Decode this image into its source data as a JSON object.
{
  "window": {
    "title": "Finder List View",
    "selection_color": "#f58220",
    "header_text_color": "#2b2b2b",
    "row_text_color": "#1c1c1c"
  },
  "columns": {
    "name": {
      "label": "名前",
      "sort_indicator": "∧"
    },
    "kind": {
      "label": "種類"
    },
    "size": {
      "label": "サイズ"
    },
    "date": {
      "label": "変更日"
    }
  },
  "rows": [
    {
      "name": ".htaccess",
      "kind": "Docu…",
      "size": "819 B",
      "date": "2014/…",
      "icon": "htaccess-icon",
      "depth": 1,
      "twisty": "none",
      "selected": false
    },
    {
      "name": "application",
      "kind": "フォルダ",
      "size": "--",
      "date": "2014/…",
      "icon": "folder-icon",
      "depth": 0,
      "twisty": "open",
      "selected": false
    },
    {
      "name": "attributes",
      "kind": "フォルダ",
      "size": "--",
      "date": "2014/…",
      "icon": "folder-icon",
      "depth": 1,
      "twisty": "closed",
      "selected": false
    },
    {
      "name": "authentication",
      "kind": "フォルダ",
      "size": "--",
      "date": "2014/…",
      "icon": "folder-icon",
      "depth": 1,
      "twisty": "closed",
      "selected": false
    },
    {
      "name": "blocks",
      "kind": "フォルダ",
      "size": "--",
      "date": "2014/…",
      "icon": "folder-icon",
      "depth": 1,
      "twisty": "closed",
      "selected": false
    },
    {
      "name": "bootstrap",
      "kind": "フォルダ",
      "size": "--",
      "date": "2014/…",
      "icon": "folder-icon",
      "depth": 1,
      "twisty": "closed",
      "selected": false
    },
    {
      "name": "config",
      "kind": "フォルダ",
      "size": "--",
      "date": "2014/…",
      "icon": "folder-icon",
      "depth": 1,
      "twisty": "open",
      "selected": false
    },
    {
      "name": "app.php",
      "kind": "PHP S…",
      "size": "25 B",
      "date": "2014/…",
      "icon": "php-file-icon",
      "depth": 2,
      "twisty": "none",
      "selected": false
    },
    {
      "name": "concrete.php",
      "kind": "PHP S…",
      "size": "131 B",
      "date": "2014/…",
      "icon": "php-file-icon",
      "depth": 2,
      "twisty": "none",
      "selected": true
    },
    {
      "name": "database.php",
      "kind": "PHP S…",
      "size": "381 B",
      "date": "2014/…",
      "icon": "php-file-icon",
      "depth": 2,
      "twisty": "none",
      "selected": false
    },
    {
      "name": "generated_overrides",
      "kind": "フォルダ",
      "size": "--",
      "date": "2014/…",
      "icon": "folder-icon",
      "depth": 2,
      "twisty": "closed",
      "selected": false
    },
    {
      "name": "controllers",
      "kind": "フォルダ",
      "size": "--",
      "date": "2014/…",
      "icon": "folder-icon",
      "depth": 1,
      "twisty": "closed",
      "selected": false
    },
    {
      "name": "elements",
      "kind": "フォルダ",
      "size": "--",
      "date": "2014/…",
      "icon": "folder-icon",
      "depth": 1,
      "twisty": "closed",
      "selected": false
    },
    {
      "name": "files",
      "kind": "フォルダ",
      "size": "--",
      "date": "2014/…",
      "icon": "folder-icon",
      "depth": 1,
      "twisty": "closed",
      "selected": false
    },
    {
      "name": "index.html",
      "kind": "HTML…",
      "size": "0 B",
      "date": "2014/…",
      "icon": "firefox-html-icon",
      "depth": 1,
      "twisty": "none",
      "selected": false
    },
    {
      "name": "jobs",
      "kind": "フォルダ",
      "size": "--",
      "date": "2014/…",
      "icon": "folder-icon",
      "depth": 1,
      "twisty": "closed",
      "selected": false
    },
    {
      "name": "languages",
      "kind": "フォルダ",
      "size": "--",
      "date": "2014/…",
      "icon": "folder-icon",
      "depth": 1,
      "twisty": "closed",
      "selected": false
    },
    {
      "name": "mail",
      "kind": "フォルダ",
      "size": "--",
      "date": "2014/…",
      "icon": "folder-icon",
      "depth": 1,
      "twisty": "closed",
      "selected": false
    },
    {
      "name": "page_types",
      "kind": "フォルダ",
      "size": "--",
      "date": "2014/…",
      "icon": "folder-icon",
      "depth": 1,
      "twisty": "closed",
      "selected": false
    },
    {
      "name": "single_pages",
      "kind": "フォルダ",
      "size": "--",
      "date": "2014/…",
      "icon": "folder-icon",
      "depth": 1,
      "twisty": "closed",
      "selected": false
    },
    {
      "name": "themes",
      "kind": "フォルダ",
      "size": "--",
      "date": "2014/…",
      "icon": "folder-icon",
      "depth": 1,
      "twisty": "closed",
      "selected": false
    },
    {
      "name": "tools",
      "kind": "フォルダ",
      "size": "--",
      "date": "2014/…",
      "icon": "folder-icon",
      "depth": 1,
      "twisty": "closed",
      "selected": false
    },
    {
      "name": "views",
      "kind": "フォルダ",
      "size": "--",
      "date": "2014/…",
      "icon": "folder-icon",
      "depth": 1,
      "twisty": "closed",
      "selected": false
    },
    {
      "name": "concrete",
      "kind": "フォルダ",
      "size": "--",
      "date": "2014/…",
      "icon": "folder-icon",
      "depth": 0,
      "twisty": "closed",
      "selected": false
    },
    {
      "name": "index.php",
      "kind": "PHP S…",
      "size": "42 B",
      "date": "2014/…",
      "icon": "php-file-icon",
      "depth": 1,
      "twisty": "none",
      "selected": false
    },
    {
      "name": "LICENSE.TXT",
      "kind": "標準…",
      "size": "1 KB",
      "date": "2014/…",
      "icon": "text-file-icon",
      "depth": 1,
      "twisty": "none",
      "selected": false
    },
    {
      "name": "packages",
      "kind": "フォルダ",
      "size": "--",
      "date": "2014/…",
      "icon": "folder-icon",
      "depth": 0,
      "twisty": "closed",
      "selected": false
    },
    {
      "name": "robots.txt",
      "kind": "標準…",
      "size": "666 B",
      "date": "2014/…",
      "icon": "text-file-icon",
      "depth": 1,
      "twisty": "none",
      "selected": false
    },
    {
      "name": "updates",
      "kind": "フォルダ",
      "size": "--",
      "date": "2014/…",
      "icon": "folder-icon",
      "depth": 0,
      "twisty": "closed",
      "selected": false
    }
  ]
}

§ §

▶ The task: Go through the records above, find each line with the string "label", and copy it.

▶ Answer for the task:
      "label": "名前",
      "label": "種類"
      "label": "サイズ"
      "label": "変更日"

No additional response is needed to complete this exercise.